Work to complete: In the entries below, find each line bearing the string "screenshot" and copy it.

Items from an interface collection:
---*---
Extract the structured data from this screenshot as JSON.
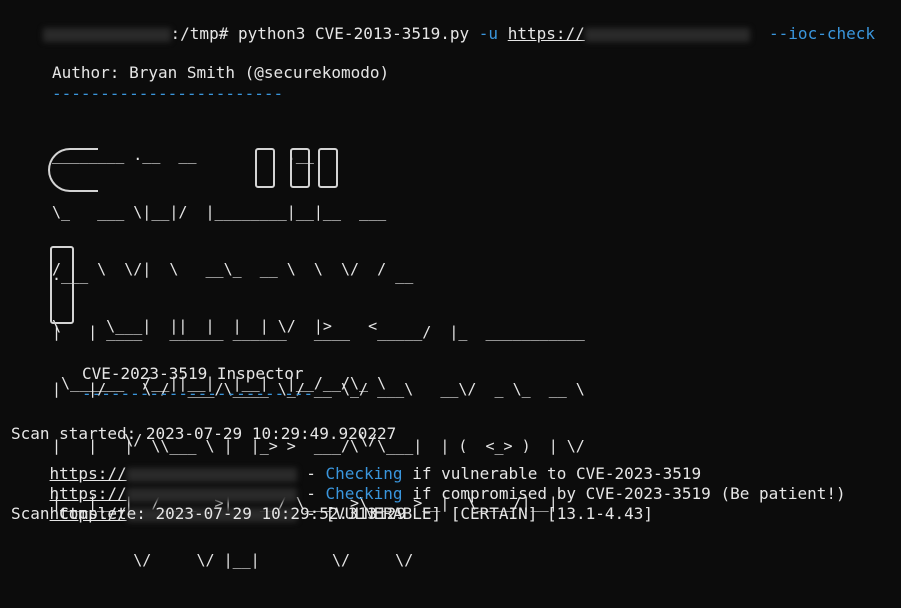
{
  "command": {
    "prompt_path": ":/tmp# ",
    "program": "python3 CVE-2013-3519.py ",
    "flag_u": "-u",
    "url_prefix": "https://",
    "flag_ioc": "--ioc-check"
  },
  "banner": {
    "author": "Author: Bryan Smith (@securekomodo)",
    "author_rule": "------------------------",
    "ascii_top": [
      "________ .__  __          .__",
      "\\_   ___ \\|__|/  |________|__|__  ___",
      "/    \\  \\/|  \\   __\\_  __ \\  \\  \\/  /",
      "\\     \\___|  ||  |  |  | \\/  |>    <",
      " \\______  /__||__|  |__|  |__/__/\\_ \\",
      "        \\/                        \\/"
    ],
    "ascii_bottom": [
      ".___                                  __",
      "|   | ____   ______ ______   ____   _____/  |_  ___________",
      "|   |/    \\ /  ___/\\____ \\_/ __ \\_/ ___\\   __\\/  _ \\_  __ \\",
      "|   |   |  \\\\___ \\ |  |_> >  ___/\\  \\___|  | (  <_> )  | \\/",
      "|___|___|  /____  >|   __/ \\___  >\\___  >__|  \\____/|__|",
      "         \\/     \\/ |__|        \\/     \\/"
    ],
    "subtitle": "CVE-2023-3519 Inspector",
    "subtitle_rule": "------------------------"
  },
  "scan": {
    "started": "Scan started: 2023-07-29 10:29:49.920227",
    "url_prefix": "https://",
    "lines": [
      {
        "sep": " - ",
        "highlight": "Checking",
        "rest": " if vulnerable to CVE-2023-3519"
      },
      {
        "sep": " - ",
        "highlight": "Checking",
        "rest": " if compromised by CVE-2023-3519 (Be patient!)"
      },
      {
        "sep": " - ",
        "highlight": "",
        "rest": "[VULNERABLE] [CERTAIN] [13.1-4.43]"
      }
    ],
    "complete": "Scan Complete: 2023-07-29 10:29:52.313129"
  },
  "colors": {
    "background": "#0c0c0c",
    "text": "#e6e6e6",
    "accent_cyan": "#3a96dd"
  }
}
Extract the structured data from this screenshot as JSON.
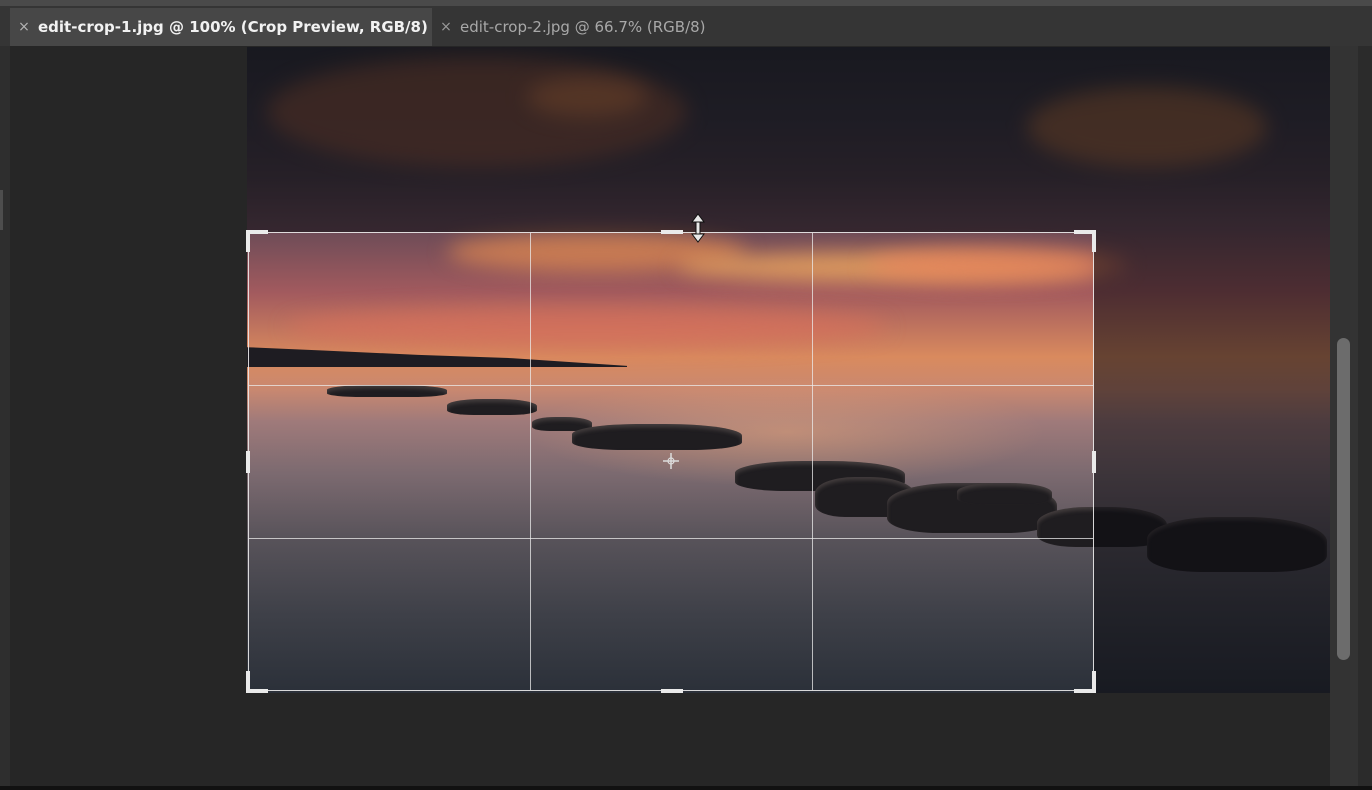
{
  "window": {
    "tabs": [
      {
        "label": "edit-crop-1.jpg @ 100% (Crop Preview, RGB/8)",
        "close": "×",
        "active": true
      },
      {
        "label": "edit-crop-2.jpg @ 66.7% (RGB/8)",
        "close": "×",
        "active": false
      }
    ]
  },
  "canvas": {
    "document": "edit-crop-1.jpg",
    "mode": "Crop Preview",
    "grid": "rule-of-thirds",
    "icons": [
      "resize-vertical-cursor-icon",
      "crop-center-icon"
    ]
  },
  "colors": {
    "accent": "#eaeaea",
    "workspace": "#262626",
    "tabbar": "#353535",
    "active_tab": "#474747"
  }
}
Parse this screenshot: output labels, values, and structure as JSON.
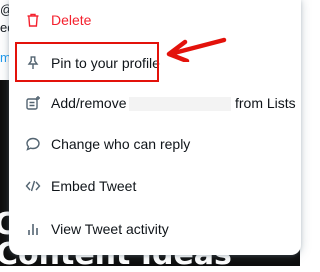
{
  "background": {
    "snippet_1": "@",
    "snippet_2": "edi",
    "snippet_3": "me",
    "overlay_line_1": "C",
    "overlay_line_2": "Content Ideas"
  },
  "menu": {
    "items": [
      {
        "label": "Delete",
        "icon": "trash-icon",
        "color": "#f4212e"
      },
      {
        "label": "Pin to your profile",
        "icon": "pin-icon"
      },
      {
        "label": "Add/remove",
        "label_suffix": "from Lists",
        "icon": "list-add-icon"
      },
      {
        "label": "Change who can reply",
        "icon": "speech-bubble-icon"
      },
      {
        "label": "Embed Tweet",
        "icon": "code-icon"
      },
      {
        "label": "View Tweet activity",
        "icon": "bar-chart-icon"
      }
    ]
  },
  "annotation": {
    "highlight_color": "#e3120b"
  }
}
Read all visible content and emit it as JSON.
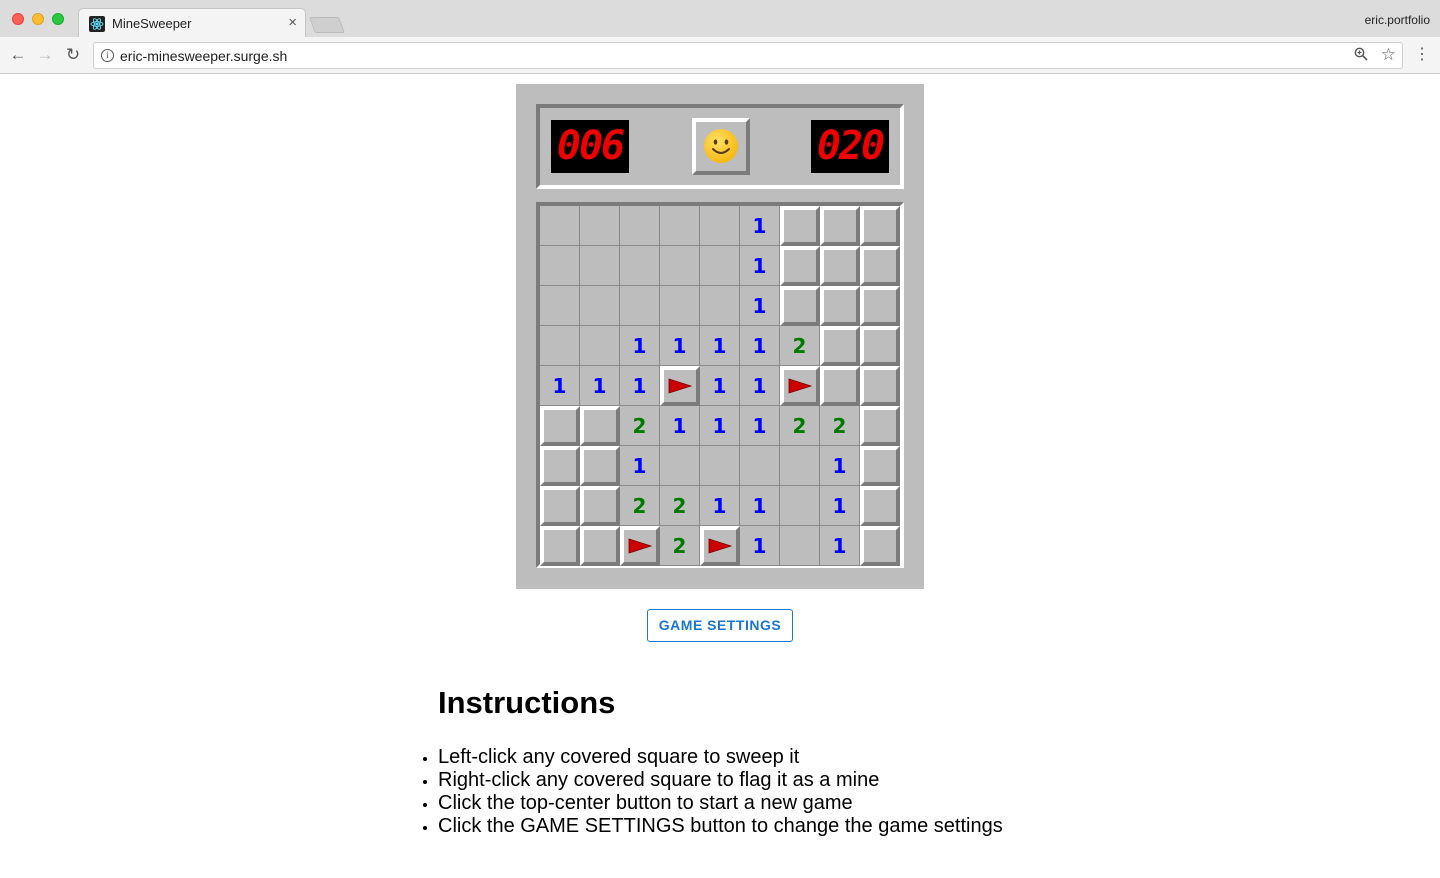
{
  "browser": {
    "tab_title": "MineSweeper",
    "tab_close": "×",
    "profile": "eric.portfolio",
    "url": "eric-minesweeper.surge.sh"
  },
  "game": {
    "mines_left": "006",
    "timer": "020",
    "face": "smiley-face",
    "board": [
      [
        "o",
        "o",
        "o",
        "o",
        "o",
        "1",
        "c",
        "c",
        "c"
      ],
      [
        "o",
        "o",
        "o",
        "o",
        "o",
        "1",
        "c",
        "c",
        "c"
      ],
      [
        "o",
        "o",
        "o",
        "o",
        "o",
        "1",
        "c",
        "c",
        "c"
      ],
      [
        "o",
        "o",
        "1",
        "1",
        "1",
        "1",
        "2",
        "c",
        "c"
      ],
      [
        "1",
        "1",
        "1",
        "F",
        "1",
        "1",
        "F",
        "c",
        "c"
      ],
      [
        "c",
        "c",
        "2",
        "1",
        "1",
        "1",
        "2",
        "2",
        "c"
      ],
      [
        "c",
        "c",
        "1",
        "o",
        "o",
        "o",
        "o",
        "1",
        "c"
      ],
      [
        "c",
        "c",
        "2",
        "2",
        "1",
        "1",
        "o",
        "1",
        "c"
      ],
      [
        "c",
        "c",
        "F",
        "2",
        "F",
        "1",
        "o",
        "1",
        "c"
      ]
    ],
    "colors": {
      "one": "#0000ff",
      "two": "#007b00",
      "flag": "#cc0000"
    }
  },
  "settings_button": "GAME SETTINGS",
  "instructions": {
    "title": "Instructions",
    "items": [
      "Left-click any covered square to sweep it",
      "Right-click any covered square to flag it as a mine",
      "Click the top-center button to start a new game",
      "Click the GAME SETTINGS button to change the game settings"
    ]
  }
}
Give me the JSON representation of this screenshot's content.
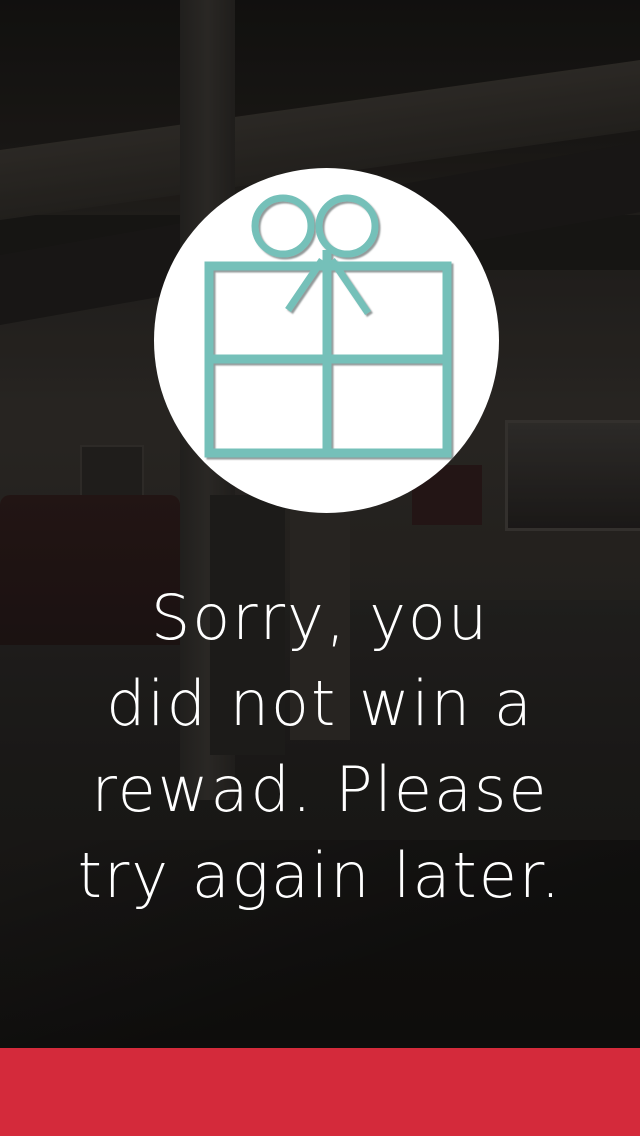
{
  "message": {
    "line1": "Sorry, you",
    "line2": "did not win a",
    "line3": "rewad. Please",
    "line4": "try again later."
  },
  "icons": {
    "main": "gift-icon"
  },
  "colors": {
    "gift_outline": "#74c0b9",
    "circle_fill": "#ffffff",
    "bottom_bar": "#d42a3b",
    "text": "#ffffff"
  }
}
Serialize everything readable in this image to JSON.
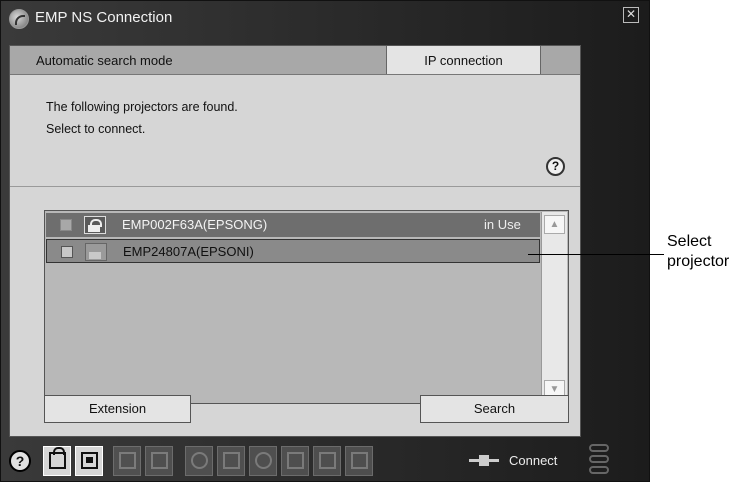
{
  "window": {
    "title": "EMP NS Connection",
    "close_glyph": "✕"
  },
  "tabs": {
    "auto_label": "Automatic search mode",
    "ip_label": "IP connection"
  },
  "message": {
    "line1": "The following projectors are found.",
    "line2": "Select to connect."
  },
  "help": {
    "glyph": "?"
  },
  "projectors": [
    {
      "name": "EMP002F63A(EPSONG)",
      "status": "in Use",
      "icon": "projector-locked-icon"
    },
    {
      "name": "EMP24807A(EPSONI)",
      "status": "",
      "icon": "projector-icon"
    }
  ],
  "scrollbar": {
    "up": "▲",
    "down": "▼"
  },
  "buttons": {
    "extension": "Extension",
    "search": "Search"
  },
  "toolbar": {
    "help_glyph": "?",
    "connect_label": "Connect"
  },
  "callout": {
    "line1": "Select",
    "line2": "projector"
  },
  "colors": {
    "window_bg": "#2b2b2b",
    "panel_bg": "#d6d6d6",
    "selected_row": "#6e6e6e",
    "highlight_row": "#8a8a8a"
  }
}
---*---
Task response:
Extract the structured data from this screenshot as JSON.
Extract the structured data from this screenshot as JSON.
Parse this screenshot: output labels, values, and structure as JSON.
Give me the JSON representation of this screenshot's content.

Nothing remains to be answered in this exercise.